About this exercise:
Copy out all the entries shown below, exactly as they appear.

Given data below:

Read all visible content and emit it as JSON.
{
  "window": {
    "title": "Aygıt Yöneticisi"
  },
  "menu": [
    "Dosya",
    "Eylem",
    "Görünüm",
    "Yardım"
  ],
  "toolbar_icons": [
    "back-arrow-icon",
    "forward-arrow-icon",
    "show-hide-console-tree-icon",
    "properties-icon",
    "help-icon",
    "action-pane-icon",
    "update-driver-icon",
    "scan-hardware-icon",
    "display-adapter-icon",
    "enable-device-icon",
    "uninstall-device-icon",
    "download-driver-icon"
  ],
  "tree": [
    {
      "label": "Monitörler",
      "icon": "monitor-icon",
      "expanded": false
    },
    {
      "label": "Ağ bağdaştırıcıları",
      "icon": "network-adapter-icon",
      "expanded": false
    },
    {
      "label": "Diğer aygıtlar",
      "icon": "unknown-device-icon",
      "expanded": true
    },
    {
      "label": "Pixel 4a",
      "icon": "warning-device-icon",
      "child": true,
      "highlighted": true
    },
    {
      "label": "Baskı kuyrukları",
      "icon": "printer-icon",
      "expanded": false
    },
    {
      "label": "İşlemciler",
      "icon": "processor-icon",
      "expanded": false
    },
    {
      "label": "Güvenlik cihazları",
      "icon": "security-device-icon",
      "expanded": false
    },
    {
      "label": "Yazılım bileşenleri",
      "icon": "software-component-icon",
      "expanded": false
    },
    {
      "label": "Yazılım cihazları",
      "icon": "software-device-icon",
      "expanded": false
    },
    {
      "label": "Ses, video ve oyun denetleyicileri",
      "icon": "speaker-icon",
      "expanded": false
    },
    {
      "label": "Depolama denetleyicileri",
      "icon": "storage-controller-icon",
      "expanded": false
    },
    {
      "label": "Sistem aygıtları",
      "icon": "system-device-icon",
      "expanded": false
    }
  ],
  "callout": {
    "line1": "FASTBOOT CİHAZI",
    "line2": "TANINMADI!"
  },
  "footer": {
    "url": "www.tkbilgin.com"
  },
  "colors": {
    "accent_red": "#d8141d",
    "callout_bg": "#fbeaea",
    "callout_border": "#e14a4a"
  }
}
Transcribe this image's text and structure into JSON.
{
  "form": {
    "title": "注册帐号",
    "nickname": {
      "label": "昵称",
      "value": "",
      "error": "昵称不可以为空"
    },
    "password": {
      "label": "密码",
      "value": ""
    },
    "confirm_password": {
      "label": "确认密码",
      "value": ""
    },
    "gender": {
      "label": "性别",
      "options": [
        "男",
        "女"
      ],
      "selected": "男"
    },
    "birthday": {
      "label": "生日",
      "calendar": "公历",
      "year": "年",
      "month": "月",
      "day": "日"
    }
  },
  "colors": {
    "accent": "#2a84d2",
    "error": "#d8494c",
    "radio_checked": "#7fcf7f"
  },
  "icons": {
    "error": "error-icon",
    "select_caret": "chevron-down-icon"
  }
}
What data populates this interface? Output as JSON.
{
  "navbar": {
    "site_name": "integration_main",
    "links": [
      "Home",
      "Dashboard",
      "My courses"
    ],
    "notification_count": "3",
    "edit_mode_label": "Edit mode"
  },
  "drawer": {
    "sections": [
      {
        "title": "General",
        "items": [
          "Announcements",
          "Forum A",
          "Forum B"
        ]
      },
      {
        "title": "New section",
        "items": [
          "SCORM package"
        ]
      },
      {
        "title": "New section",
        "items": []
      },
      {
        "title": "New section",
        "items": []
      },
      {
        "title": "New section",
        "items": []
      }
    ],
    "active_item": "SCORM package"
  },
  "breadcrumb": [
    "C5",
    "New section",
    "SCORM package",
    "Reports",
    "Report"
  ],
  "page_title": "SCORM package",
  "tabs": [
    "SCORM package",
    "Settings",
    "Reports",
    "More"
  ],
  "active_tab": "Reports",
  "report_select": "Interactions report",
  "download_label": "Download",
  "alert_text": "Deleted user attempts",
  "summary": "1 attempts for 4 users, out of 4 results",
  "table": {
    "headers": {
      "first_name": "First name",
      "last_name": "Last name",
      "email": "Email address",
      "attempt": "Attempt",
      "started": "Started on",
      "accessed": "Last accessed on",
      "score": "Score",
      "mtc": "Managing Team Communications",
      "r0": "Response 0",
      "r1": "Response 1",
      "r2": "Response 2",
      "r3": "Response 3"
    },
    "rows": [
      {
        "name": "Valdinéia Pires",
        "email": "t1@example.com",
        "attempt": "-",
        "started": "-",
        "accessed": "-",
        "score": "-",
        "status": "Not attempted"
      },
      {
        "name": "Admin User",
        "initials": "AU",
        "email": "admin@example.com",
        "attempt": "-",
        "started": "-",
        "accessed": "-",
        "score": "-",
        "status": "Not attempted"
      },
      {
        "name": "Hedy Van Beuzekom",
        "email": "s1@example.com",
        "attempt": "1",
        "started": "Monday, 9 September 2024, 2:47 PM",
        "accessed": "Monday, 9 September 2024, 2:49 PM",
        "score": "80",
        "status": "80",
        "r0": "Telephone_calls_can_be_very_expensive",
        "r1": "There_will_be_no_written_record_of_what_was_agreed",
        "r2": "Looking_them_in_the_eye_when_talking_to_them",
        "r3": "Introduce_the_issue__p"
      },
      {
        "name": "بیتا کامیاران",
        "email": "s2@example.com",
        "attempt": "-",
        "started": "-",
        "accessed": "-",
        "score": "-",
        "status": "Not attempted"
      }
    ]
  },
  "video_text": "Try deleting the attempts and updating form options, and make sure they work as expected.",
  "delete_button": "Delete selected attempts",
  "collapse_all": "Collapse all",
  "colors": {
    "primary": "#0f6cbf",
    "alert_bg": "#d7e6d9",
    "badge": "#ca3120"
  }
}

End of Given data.

Written response:
Read all visible content and emit it as JSON.
{
  "window": {
    "title": "Aygıt Yöneticisi"
  },
  "menu": [
    "Dosya",
    "Eylem",
    "Görünüm",
    "Yardım"
  ],
  "toolbar_icons": [
    "back-arrow-icon",
    "forward-arrow-icon",
    "show-hide-console-tree-icon",
    "properties-icon",
    "help-icon",
    "action-pane-icon",
    "update-driver-icon",
    "scan-hardware-icon",
    "display-adapter-icon",
    "enable-device-icon",
    "uninstall-device-icon",
    "download-driver-icon"
  ],
  "tree": [
    {
      "label": "Monitörler",
      "icon": "monitor-icon",
      "expanded": false
    },
    {
      "label": "Ağ bağdaştırıcıları",
      "icon": "network-adapter-icon",
      "expanded": false
    },
    {
      "label": "Diğer aygıtlar",
      "icon": "unknown-device-icon",
      "expanded": true
    },
    {
      "label": "Pixel 4a",
      "icon": "warning-device-icon",
      "child": true,
      "highlighted": true
    },
    {
      "label": "Baskı kuyrukları",
      "icon": "printer-icon",
      "expanded": false
    },
    {
      "label": "İşlemciler",
      "icon": "processor-icon",
      "expanded": false
    },
    {
      "label": "Güvenlik cihazları",
      "icon": "security-device-icon",
      "expanded": false
    },
    {
      "label": "Yazılım bileşenleri",
      "icon": "software-component-icon",
      "expanded": false
    },
    {
      "label": "Yazılım cihazları",
      "icon": "software-device-icon",
      "expanded": false
    },
    {
      "label": "Ses, video ve oyun denetleyicileri",
      "icon": "speaker-icon",
      "expanded": false
    },
    {
      "label": "Depolama denetleyicileri",
      "icon": "storage-controller-icon",
      "expanded": false
    },
    {
      "label": "Sistem aygıtları",
      "icon": "system-device-icon",
      "expanded": false
    }
  ],
  "callout": {
    "line1": "FASTBOOT CİHAZI",
    "line2": "TANINMADI!"
  },
  "footer": {
    "url": "www.tkbilgin.com"
  },
  "colors": {
    "accent_red": "#d8141d",
    "callout_bg": "#fbeaea",
    "callout_border": "#e14a4a"
  }
}
Transcribe this image's text and structure into JSON.
{
  "form": {
    "title": "注册帐号",
    "nickname": {
      "label": "昵称",
      "value": "",
      "error": "昵称不可以为空"
    },
    "password": {
      "label": "密码",
      "value": ""
    },
    "confirm_password": {
      "label": "确认密码",
      "value": ""
    },
    "gender": {
      "label": "性别",
      "options": [
        "男",
        "女"
      ],
      "selected": "男"
    },
    "birthday": {
      "label": "生日",
      "calendar": "公历",
      "year": "年",
      "month": "月",
      "day": "日"
    }
  },
  "colors": {
    "accent": "#2a84d2",
    "error": "#d8494c",
    "radio_checked": "#7fcf7f"
  },
  "icons": {
    "error": "error-icon",
    "select_caret": "chevron-down-icon"
  }
}
What data populates this interface? Output as JSON.
{
  "navbar": {
    "site_name": "integration_main",
    "links": [
      "Home",
      "Dashboard",
      "My courses"
    ],
    "notification_count": "3",
    "edit_mode_label": "Edit mode"
  },
  "drawer": {
    "sections": [
      {
        "title": "General",
        "items": [
          "Announcements",
          "Forum A",
          "Forum B"
        ]
      },
      {
        "title": "New section",
        "items": [
          "SCORM package"
        ]
      },
      {
        "title": "New section",
        "items": []
      },
      {
        "title": "New section",
        "items": []
      },
      {
        "title": "New section",
        "items": []
      }
    ],
    "active_item": "SCORM package"
  },
  "breadcrumb": [
    "C5",
    "New section",
    "SCORM package",
    "Reports",
    "Report"
  ],
  "page_title": "SCORM package",
  "tabs": [
    "SCORM package",
    "Settings",
    "Reports",
    "More"
  ],
  "active_tab": "Reports",
  "report_select": "Interactions report",
  "download_label": "Download",
  "alert_text": "Deleted user attempts",
  "summary": "1 attempts for 4 users, out of 4 results",
  "table": {
    "headers": {
      "first_name": "First name",
      "last_name": "Last name",
      "email": "Email address",
      "attempt": "Attempt",
      "started": "Started on",
      "accessed": "Last accessed on",
      "score": "Score",
      "mtc": "Managing Team Communications",
      "r0": "Response 0",
      "r1": "Response 1",
      "r2": "Response 2",
      "r3": "Response 3"
    },
    "rows": [
      {
        "name": "Valdinéia Pires",
        "email": "t1@example.com",
        "attempt": "-",
        "started": "-",
        "accessed": "-",
        "score": "-",
        "status": "Not attempted"
      },
      {
        "name": "Admin User",
        "initials": "AU",
        "email": "admin@example.com",
        "attempt": "-",
        "started": "-",
        "accessed": "-",
        "score": "-",
        "status": "Not attempted"
      },
      {
        "name": "Hedy Van Beuzekom",
        "email": "s1@example.com",
        "attempt": "1",
        "started": "Monday, 9 September 2024, 2:47 PM",
        "accessed": "Monday, 9 September 2024, 2:49 PM",
        "score": "80",
        "status": "80",
        "r0": "Telephone_calls_can_be_very_expensive",
        "r1": "There_will_be_no_written_record_of_what_was_agreed",
        "r2": "Looking_them_in_the_eye_when_talking_to_them",
        "r3": "Introduce_the_issue__p"
      },
      {
        "name": "بیتا کامیاران",
        "email": "s2@example.com",
        "attempt": "-",
        "started": "-",
        "accessed": "-",
        "score": "-",
        "status": "Not attempted"
      }
    ]
  },
  "video_text": "Try deleting the attempts and updating form options, and make sure they work as expected.",
  "delete_button": "Delete selected attempts",
  "collapse_all": "Collapse all",
  "colors": {
    "primary": "#0f6cbf",
    "alert_bg": "#d7e6d9",
    "badge": "#ca3120"
  }
}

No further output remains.